 “THOUGH THE RAIL MOVEMENT WAS CHEAPER, ROAD MOVEMENT WAS PREFERRED BY THE EXPORTERS DUE TO THE CERTAINTY OF MOVEMENT – THE CERTAINTY OF BEATING THE CUT-OFF DATE FOR VESSELS. HOWEVER THE GAP ADVANTAGE OF ROAD OVER RAIL WAS BECOMING THINNER.FURTHER, THE CUSTOMS PERMISSION OF ALLOWING THE EXPORTERS TO SELF SEAL THE EXPORT CONTAINERS HAD PROPELLED THE SHIFT FROM RAIL TO ROAD.”

Attentive audience during the session

An interesting question from the audience was how the inventory in the various locations in the NCR was managed when the exim movement was import heavy and export light? What would be the scenario when DFC became functional?

Jaibhaskar gave an interesting insight on the modus operandi followed by them. He explained in the context of the NCR which was 40’ import heavy and exports were predominantly through 20’ containers. In the NCR clusters, different locations had different dynamics. In the rainy season there were more requirements for 20’ containers in locations such as Sonipat and Karnal. In other location there would be more requirement for 40’.

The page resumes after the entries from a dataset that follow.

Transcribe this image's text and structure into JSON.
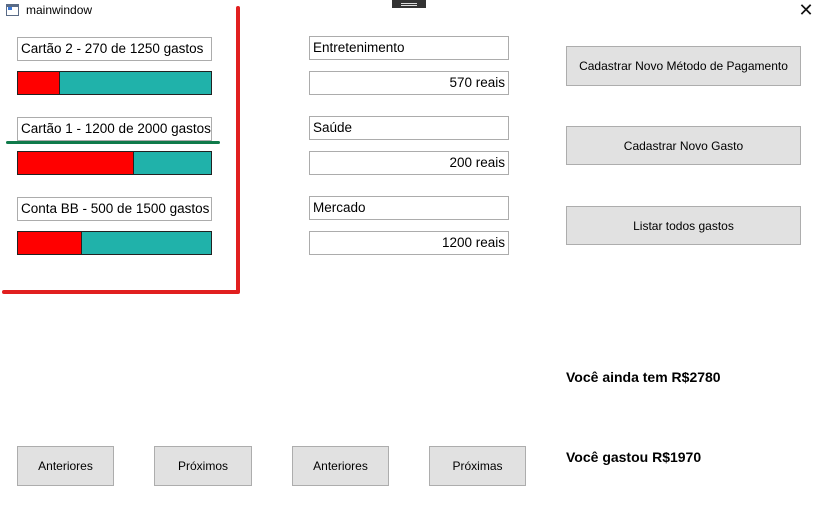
{
  "window": {
    "title": "mainwindow",
    "close_glyph": "✕"
  },
  "payment_methods": [
    {
      "label": "Cartão 2 - 270 de 1250 gastos",
      "spent": 270,
      "limit": 1250
    },
    {
      "label": "Cartão 1 - 1200 de 2000 gastos",
      "spent": 1200,
      "limit": 2000
    },
    {
      "label": "Conta BB - 500 de 1500 gastos",
      "spent": 500,
      "limit": 1500
    }
  ],
  "categories": [
    {
      "name": "Entretenimento",
      "amount": "570 reais"
    },
    {
      "name": "Saúde",
      "amount": "200 reais"
    },
    {
      "name": "Mercado",
      "amount": "1200 reais"
    }
  ],
  "actions": {
    "new_payment_method": "Cadastrar Novo Método de Pagamento",
    "new_expense": "Cadastrar Novo Gasto",
    "list_expenses": "Listar todos gastos"
  },
  "pagination": {
    "methods_prev": "Anteriores",
    "methods_next": "Próximos",
    "categories_prev": "Anteriores",
    "categories_next": "Próximas"
  },
  "summary": {
    "remaining": "Você ainda tem R$2780",
    "spent": "Você gastou R$1970"
  },
  "colors": {
    "bar_spent": "#ff0000",
    "bar_remaining": "#20b2aa",
    "annotation_red": "#e11f1f",
    "annotation_green": "#0f7a4a"
  },
  "icons": {
    "app": "window-icon",
    "close": "close-icon"
  }
}
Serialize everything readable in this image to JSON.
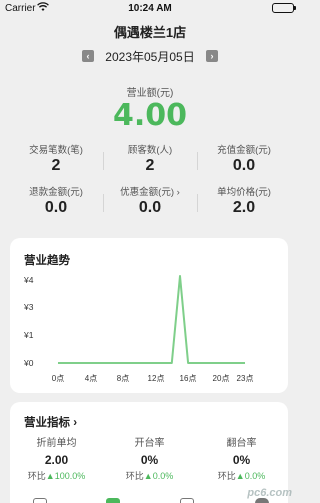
{
  "status_bar": {
    "carrier": "Carrier",
    "time": "10:24 AM"
  },
  "header": {
    "store_name": "偶遇楼兰1店",
    "date": "2023年05月05日"
  },
  "revenue": {
    "label": "营业额(元)",
    "value": "4.00"
  },
  "metrics": [
    {
      "label": "交易笔数(笔)",
      "value": "2"
    },
    {
      "label": "顾客数(人)",
      "value": "2"
    },
    {
      "label": "充值金额(元)",
      "value": "0.0"
    },
    {
      "label": "退款金额(元)",
      "value": "0.0"
    },
    {
      "label": "优惠金额(元) ›",
      "value": "0.0"
    },
    {
      "label": "单均价格(元)",
      "value": "2.0"
    }
  ],
  "trend": {
    "title": "营业趋势",
    "y_ticks": [
      "¥4",
      "¥3",
      "¥1",
      "¥0"
    ],
    "x_ticks": [
      "0点",
      "4点",
      "8点",
      "12点",
      "16点",
      "20点",
      "23点"
    ]
  },
  "chart_data": {
    "type": "line",
    "x": [
      0,
      14,
      15,
      16,
      23
    ],
    "y": [
      0,
      0,
      4,
      0,
      0
    ],
    "xlim": [
      0,
      23
    ],
    "ylim": [
      0,
      4
    ],
    "color": "#7fcf8a"
  },
  "indicators": {
    "title": "营业指标 ›",
    "items": [
      {
        "label": "折前单均",
        "value": "2.00",
        "change_prefix": "环比",
        "change": "100.0%"
      },
      {
        "label": "开台率",
        "value": "0%",
        "change_prefix": "环比",
        "change": "0.0%"
      },
      {
        "label": "翻台率",
        "value": "0%",
        "change_prefix": "环比",
        "change": "0.0%"
      }
    ]
  },
  "watermark": "pc6.com"
}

It was necessary for the shipping lines to have good volume of imports which would obviate the costly necessity of re-positioning empty containers from the ports. Once the equipment was in the basket of NCR, they could then plan to distribute to the various locations in and around the NCR. The imbalance of containers had cost attached to it. Moving containers to a terminal in Gurgaon from Dadri which was 200 kms away had a substantial element of cost.

In a post DFC scenario, cargo may be consolidated in nodes like Dadri in UP or Kathuwas in Rajasthan which was on the DFC route and ipso facto have the efficiency of long haul costing. An exporter sitting in Panipat may then use Dadri to load his container to enjoy the benefit of long haul costing. The efficiency in costing would be in the long haul. The short hauls would start feeding into the long hauls so that end to end costing would reduce.